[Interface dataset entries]
[Start of section]

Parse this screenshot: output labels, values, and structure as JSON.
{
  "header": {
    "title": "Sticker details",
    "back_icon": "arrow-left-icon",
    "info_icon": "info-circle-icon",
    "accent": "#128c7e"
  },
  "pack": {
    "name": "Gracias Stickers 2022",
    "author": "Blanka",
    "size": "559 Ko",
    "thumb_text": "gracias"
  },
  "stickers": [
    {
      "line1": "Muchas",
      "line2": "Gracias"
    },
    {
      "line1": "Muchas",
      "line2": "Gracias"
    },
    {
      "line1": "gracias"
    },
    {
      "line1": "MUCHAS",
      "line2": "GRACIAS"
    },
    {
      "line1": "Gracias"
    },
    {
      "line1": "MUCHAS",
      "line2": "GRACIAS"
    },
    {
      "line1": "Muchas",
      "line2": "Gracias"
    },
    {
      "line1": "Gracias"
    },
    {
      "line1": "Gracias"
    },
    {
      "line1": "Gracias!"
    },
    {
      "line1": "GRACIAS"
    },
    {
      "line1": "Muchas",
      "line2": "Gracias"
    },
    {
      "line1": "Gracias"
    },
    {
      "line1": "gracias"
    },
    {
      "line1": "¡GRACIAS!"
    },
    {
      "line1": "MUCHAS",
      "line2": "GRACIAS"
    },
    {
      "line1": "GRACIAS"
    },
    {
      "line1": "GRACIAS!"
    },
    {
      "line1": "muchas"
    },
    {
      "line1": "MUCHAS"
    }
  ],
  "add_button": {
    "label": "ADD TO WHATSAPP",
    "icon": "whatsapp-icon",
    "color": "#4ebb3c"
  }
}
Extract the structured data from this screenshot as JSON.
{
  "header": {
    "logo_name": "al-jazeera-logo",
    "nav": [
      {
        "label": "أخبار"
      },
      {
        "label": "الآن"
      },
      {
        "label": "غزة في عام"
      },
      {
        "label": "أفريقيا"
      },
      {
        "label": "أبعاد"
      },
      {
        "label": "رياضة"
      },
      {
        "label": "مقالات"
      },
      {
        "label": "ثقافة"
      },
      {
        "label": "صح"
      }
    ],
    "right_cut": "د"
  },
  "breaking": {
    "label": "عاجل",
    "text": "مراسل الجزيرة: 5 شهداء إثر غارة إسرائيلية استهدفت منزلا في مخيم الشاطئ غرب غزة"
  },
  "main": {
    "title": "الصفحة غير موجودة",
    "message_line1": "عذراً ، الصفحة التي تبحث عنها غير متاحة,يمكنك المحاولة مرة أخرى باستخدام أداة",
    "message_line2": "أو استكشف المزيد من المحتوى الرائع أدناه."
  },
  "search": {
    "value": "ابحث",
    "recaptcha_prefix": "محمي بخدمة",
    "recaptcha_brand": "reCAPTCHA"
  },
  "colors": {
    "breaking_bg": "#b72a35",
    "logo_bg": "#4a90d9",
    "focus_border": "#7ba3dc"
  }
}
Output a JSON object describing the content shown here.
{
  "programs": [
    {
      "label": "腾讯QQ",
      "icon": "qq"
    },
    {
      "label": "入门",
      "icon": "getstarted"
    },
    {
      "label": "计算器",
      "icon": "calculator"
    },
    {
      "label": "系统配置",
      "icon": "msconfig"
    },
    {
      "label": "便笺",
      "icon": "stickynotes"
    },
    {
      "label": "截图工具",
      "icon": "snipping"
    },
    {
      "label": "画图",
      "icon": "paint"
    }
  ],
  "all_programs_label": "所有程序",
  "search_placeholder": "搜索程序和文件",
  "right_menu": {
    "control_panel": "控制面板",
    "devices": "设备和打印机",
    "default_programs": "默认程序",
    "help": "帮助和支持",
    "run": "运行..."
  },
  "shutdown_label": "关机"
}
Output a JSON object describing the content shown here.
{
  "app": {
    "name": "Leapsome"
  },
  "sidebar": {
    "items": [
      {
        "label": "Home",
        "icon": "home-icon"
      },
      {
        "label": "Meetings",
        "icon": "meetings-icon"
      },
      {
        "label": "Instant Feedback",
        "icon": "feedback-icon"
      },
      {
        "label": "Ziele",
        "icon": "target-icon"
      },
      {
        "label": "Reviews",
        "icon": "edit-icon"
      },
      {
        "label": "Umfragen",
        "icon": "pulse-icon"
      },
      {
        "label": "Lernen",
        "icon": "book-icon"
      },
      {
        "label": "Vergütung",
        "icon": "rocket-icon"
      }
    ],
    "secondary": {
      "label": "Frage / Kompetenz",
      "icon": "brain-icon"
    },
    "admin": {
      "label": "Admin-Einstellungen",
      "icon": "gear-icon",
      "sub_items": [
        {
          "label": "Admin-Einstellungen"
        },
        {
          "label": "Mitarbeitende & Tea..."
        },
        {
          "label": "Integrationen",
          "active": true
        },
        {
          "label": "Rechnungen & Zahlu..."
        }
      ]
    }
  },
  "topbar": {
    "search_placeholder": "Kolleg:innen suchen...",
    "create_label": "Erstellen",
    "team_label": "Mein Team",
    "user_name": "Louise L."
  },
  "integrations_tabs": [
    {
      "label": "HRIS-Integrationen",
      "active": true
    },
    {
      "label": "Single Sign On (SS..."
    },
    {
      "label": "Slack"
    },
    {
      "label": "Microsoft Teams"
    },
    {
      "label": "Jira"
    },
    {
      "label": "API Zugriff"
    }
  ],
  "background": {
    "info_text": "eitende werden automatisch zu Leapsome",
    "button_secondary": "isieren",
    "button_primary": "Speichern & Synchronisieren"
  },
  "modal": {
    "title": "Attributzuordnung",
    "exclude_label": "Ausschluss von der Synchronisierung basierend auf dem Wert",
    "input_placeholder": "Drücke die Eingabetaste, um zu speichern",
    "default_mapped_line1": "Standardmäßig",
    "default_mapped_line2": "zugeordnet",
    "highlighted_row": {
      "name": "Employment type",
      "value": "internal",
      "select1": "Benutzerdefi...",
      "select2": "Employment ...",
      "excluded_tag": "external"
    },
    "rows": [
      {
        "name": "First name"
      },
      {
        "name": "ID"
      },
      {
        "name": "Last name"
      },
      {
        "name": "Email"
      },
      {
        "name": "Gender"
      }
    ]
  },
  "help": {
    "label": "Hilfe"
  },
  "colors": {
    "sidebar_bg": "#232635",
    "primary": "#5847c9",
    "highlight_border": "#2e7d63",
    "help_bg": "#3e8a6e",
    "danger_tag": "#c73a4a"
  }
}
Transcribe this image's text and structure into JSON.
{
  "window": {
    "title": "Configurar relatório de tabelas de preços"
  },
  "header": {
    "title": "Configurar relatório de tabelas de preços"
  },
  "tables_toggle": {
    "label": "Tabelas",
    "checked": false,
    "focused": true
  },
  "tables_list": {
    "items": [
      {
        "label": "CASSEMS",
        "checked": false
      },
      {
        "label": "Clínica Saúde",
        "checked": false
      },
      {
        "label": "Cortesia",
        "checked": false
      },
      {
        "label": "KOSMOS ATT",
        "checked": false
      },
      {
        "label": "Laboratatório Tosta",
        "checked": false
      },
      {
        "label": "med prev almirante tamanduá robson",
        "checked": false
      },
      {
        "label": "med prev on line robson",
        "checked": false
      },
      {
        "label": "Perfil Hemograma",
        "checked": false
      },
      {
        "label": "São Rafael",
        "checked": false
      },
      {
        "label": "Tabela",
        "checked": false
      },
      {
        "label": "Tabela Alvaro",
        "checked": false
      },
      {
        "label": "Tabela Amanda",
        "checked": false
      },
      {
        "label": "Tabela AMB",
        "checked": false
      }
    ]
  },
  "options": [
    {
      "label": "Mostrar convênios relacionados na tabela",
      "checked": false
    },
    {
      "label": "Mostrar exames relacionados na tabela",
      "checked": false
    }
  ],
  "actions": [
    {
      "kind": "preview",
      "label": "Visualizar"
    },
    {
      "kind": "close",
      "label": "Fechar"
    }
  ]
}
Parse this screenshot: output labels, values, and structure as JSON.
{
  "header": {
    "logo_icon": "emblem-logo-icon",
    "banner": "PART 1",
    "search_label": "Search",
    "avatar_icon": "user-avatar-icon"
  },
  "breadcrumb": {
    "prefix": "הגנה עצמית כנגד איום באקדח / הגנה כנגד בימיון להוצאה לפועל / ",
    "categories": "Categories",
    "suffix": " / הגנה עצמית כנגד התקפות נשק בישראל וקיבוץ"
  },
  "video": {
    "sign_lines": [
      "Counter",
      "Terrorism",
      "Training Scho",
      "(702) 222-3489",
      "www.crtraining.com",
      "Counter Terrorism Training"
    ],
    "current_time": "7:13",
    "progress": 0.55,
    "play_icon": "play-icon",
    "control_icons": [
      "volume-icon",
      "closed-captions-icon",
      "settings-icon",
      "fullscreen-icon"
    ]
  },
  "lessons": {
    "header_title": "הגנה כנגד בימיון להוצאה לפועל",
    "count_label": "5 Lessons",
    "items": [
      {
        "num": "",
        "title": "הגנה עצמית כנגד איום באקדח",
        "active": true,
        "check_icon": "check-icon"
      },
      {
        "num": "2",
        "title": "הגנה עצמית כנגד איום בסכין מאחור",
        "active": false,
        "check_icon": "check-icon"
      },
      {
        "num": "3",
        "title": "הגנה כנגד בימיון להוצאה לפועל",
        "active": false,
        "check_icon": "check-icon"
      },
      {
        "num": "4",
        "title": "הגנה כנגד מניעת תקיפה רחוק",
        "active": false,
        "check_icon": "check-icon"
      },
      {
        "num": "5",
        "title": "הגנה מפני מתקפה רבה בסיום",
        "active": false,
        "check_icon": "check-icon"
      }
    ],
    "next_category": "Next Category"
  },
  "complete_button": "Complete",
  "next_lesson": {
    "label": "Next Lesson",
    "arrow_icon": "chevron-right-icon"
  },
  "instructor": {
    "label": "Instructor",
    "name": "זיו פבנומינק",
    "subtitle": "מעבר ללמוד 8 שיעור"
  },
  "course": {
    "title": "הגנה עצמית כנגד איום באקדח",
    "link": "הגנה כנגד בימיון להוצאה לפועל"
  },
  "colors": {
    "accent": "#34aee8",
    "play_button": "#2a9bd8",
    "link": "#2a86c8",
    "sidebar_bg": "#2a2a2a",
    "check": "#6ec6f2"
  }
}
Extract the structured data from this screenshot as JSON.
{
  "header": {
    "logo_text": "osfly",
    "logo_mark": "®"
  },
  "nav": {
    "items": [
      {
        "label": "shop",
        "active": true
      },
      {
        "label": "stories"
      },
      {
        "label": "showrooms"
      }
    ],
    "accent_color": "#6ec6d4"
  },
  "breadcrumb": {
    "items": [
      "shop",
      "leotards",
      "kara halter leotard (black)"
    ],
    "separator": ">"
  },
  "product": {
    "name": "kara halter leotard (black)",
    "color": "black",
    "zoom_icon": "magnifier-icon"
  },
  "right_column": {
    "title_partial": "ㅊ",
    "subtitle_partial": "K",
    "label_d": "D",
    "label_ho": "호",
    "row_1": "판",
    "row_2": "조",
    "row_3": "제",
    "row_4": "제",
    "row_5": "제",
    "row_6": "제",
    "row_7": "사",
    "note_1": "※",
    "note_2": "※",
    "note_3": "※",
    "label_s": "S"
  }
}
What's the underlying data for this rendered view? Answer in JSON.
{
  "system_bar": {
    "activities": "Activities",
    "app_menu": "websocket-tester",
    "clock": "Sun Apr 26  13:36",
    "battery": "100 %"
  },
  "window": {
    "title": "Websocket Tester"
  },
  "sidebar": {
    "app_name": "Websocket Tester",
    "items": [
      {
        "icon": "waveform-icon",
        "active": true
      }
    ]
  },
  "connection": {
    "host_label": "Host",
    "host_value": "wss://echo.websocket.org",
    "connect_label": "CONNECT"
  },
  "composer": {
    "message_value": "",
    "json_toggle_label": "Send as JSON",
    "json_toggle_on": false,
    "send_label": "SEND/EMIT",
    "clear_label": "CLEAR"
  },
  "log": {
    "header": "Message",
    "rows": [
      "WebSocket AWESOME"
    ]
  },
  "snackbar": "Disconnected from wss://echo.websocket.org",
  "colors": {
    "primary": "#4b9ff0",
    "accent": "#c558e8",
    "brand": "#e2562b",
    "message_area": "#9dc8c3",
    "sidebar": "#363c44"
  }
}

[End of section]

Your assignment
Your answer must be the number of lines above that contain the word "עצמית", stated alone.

Answer space
5